The qualities of a leader
Austin describes herself as a hands-off manager who tells people what to do but lets them figure how to accomplish the task at hand.
At her recent promotion ceremony, more reviews of her leadership style poured in: “intensely dedicated,” “enthusiastic,” and having “remarkable tenacity” were among the accolades found not in friends’ speeches, but in official performance reviews.
Retired Gen. William Ingram Jr., a North Carolina native who formerly commanded the U.S. Army National Guard, was one of the first people to give Austin a shot at becoming an officer. He came back last month for the ceremony to praise her.
“Beth Austin deserves, more than anyone I know, to serve at higher levels,” Ingram said.
As for Austin, she took the opportunity in the spotlight to say she’s just “a simple person, a woman who was raised in a small town” and quoted the Brooks & Dunn song “Only in America” to drive the point home.

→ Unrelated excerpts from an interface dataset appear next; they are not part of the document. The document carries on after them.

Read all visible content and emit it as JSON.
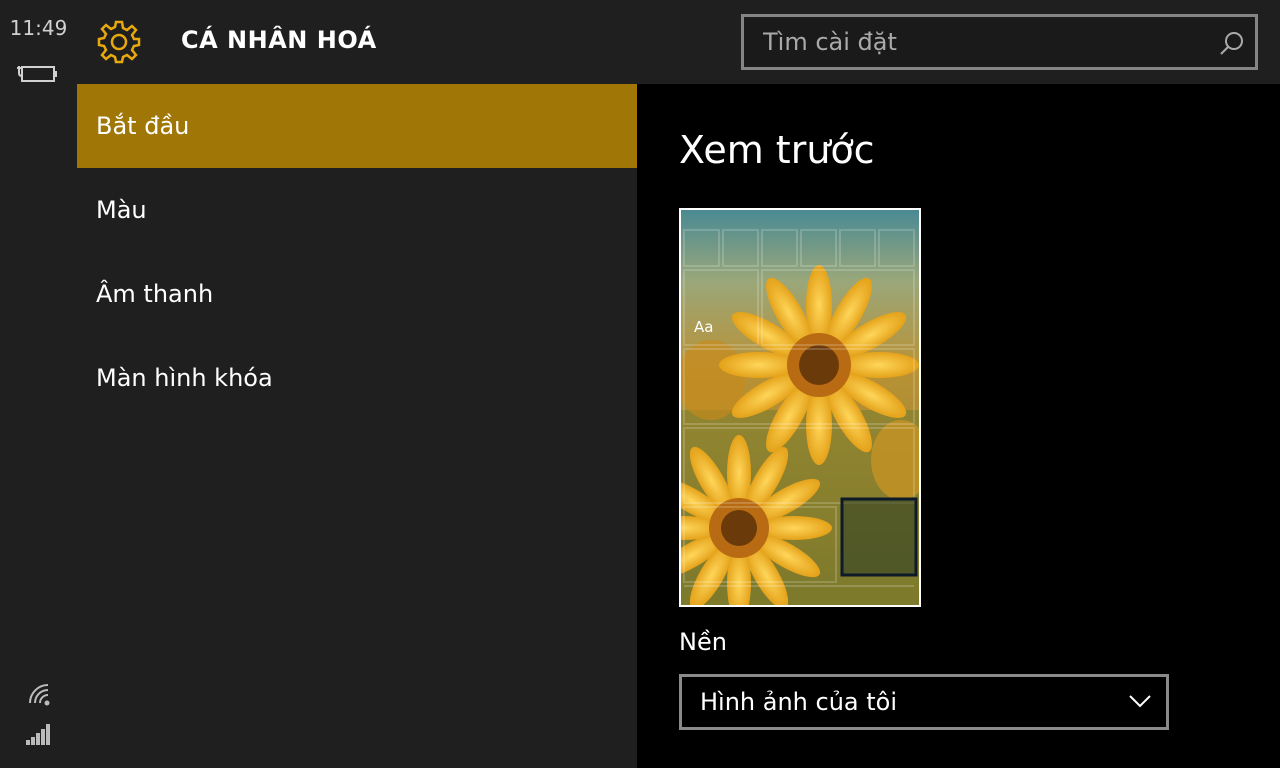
{
  "status": {
    "time": "11:49",
    "battery_icon": "battery-charging-icon",
    "wifi_icon": "wifi-icon",
    "signal_icon": "cellular-signal-icon"
  },
  "header": {
    "icon": "gear-icon",
    "title": "CÁ NHÂN HOÁ",
    "search_placeholder": "Tìm cài đặt",
    "search_icon": "search-icon"
  },
  "nav": {
    "items": [
      {
        "label": "Bắt đầu",
        "active": true
      },
      {
        "label": "Màu",
        "active": false
      },
      {
        "label": "Âm thanh",
        "active": false
      },
      {
        "label": "Màn hình khóa",
        "active": false
      }
    ]
  },
  "content": {
    "heading": "Xem trước",
    "preview_text": "Aa",
    "background_label": "Nền",
    "background_value": "Hình ảnh của tôi"
  },
  "colors": {
    "accent": "#a07706",
    "chrome": "#1f1f1f",
    "content_bg": "#000000"
  }
}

But military service is a great equalizer, she said, helping her rise from shy small-town girl to high-ranking Army commander. Her own career has shown that women can be every bit as capable as men, she said, and that women should strive to disprove anyone who says otherwise.
While she doesn’t specifically seek out other women to mentor, she has inspired at least one other woman to serve in the military. Her daughter, Army Capt. Julie Austin, is a military police officer.
“You should never settle for what life gives you,” Austin said. “You should never look back and say, ‘I wonder what I could’ve been.’ ”